How to Collect

I fell in love with Haeger glazes

Where to Find Flower Frogs:  This topic might seem unnecessary as the answer is both simple and obvious, anywhere you find antiques. However, as happened to me, many collectors eventually zero in on a certain manufacturer or form of flower frog. I limited my collecting when I fell in love with a particular manufacturer, but also out of necessity as I was running out of room to display my collection.

While I always enjoy going out and shopping for antiques, with the limits on what I collect it's near impossible to find a new piece for my collection unless I turn to the web. My primary sources are, in order of success, eBay, Facebook groups, and Etsy. There are many other online sources, most notably auction houses and Facebook's Marketplace. But with my limits, they are rarely worth my time and sellers aren't always willing to ship.
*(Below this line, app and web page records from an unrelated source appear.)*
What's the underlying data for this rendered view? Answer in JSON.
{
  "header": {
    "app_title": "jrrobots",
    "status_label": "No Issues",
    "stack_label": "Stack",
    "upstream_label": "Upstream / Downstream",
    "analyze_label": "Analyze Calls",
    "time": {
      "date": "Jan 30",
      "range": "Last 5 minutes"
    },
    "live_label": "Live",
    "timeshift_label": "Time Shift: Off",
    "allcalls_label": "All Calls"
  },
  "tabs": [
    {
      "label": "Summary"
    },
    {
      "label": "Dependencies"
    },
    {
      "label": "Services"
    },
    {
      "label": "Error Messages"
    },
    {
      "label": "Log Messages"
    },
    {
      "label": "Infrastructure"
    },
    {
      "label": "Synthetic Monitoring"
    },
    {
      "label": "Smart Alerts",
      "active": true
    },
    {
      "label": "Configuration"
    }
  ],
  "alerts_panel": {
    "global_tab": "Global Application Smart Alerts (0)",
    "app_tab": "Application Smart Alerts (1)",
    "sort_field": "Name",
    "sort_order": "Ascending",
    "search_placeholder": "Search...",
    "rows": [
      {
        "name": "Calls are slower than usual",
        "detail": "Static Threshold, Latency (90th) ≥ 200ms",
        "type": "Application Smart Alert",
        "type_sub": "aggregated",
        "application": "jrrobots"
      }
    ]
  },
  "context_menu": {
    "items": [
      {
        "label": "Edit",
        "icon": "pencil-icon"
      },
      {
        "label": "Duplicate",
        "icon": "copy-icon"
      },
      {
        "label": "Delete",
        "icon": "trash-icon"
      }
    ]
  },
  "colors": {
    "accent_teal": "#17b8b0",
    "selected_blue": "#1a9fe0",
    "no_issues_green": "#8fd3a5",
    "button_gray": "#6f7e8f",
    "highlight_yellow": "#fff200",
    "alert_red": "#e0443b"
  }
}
Price:  I have always accepted the axiom that anything is worth whatever someone is willing to pay for it, and who can possibly know what that is? Therefore, I never fault a seller for "testing the waters" with a high price, dropping it in steps as necessary. However, this means that if you look at eBay listings to determine the value of a piece, you may find some very inflated and misleading prices.

The best way to determine the value of a piece is to look at sold prices. On eBay, click on Advanced next to the Search button, and then check the Sold items box. Professional sellers, and those with large collections to sell, may find it worthwhile to pay a fee to WorthPoint for a more extensive source of information on both identification and pricing.

[Photo courtesy Bucaro Laura]